A boy receives a polio vaccination during a polio immunization campaign in Sana'a, Yemen, Aug. 15, 2015.

The U.N. Children’s Agency says Yemen’s youth are bearing the brunt of a four-month-long conflict that is causing a humanitarian emergency in the Arab World’s poorest nation.

In a new report, UNICEF warns that nearly 400 children have been killed and 600 wounded in the fighting since March between Houthi Shi'ite rebels and a Saudi-led coalition.

Survivors face severe shortages of food, clean drinking water and health care. Many are homeless and displaced within the country and out of school.

In all, UNICEF says, 10 million children – nearly half the population -- need urgent humanitarian assistance.

Save the Children, another organization that has been helping Yemenis for decades, says children have been traumatized by air strikes and ground fighting, and many are homeless, displaced and have lost family members.

Mark Kaye is the group’s Communications Director. He spoke to VOA from Sana’a, where he said an immediate cease-fire is urgent.

“We need all parties to stop the fighting so that we can get into these areas that are particularly hard to reach and we can find those children, those families, who are desperate for humanitarian assistance and provide that assistance before it becomes too late," said Kaye.

He warned that there are at least 10 governorates across Yemen that are at stage 4 crisis levels – just one step below a famine.

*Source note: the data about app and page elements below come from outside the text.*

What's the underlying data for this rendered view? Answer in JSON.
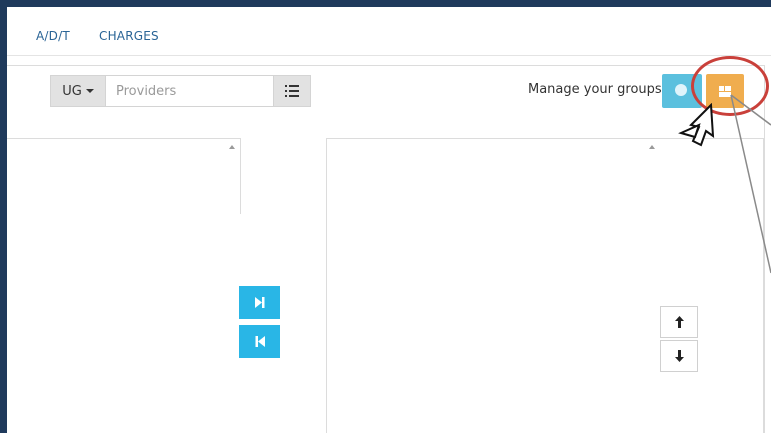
{
  "tabs": [
    {
      "label": "A/D/T"
    },
    {
      "label": "CHARGES"
    }
  ],
  "toolbar": {
    "group_button_label": "UG",
    "search_placeholder": "Providers",
    "search_value": "",
    "manage_groups_label": "Manage your groups"
  },
  "icons": {
    "list": "list-icon",
    "add": "add-circle-icon",
    "layout": "layout-icon",
    "move_right": "skip-next-icon",
    "move_left": "skip-previous-icon",
    "move_up": "arrow-up-icon",
    "move_down": "arrow-down-icon",
    "pointer": "mouse-pointer-icon"
  },
  "colors": {
    "tab_text": "#2a6496",
    "info_button": "#5bc0de",
    "warning_button": "#f0ad4e",
    "transfer_button": "#29b6e6",
    "highlight_ring": "#c9403a"
  }
}
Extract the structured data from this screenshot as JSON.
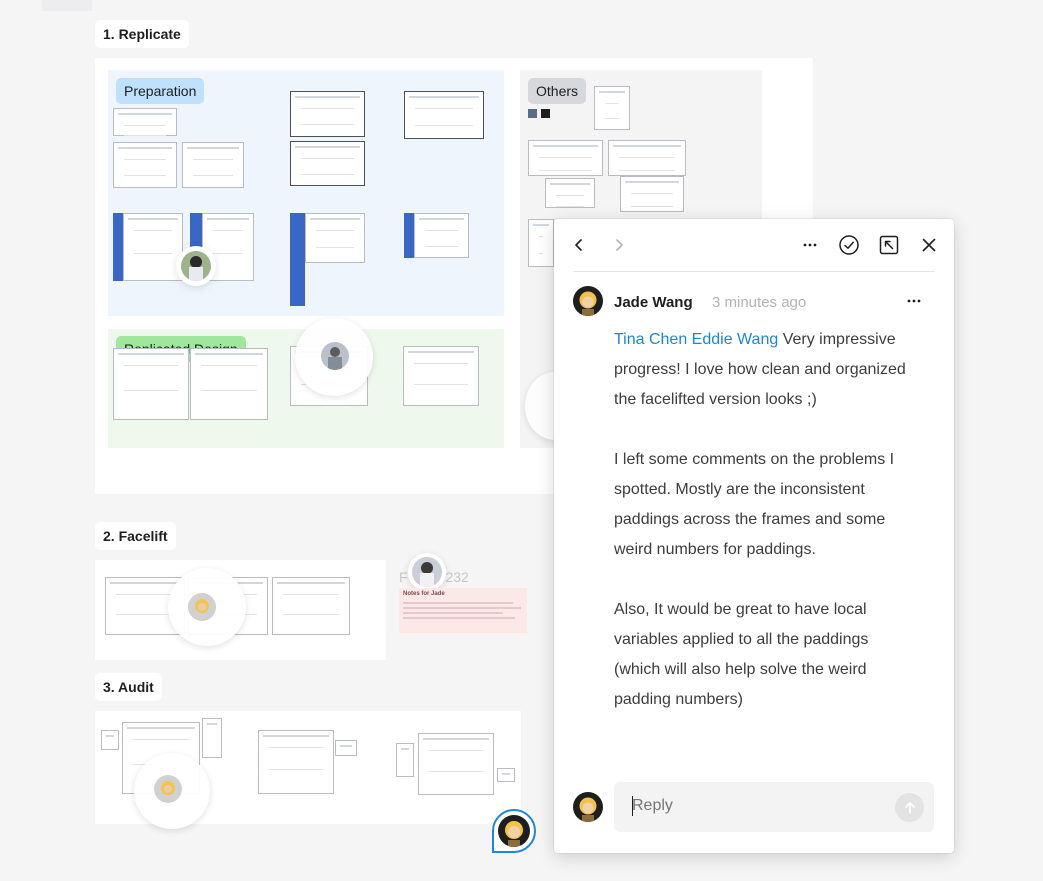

Yemen only produces a fraction of its food needs – 90 percent of basic foodstuffs is imported. A virtual blockade of the country’s ports by the Saudi-led coalition and bombings of the Red Sea port of Hodeida, which supports the north and center part of the country, threaten to escalate the humanitarian crisis. Meanwhile, no political solution appears in sight.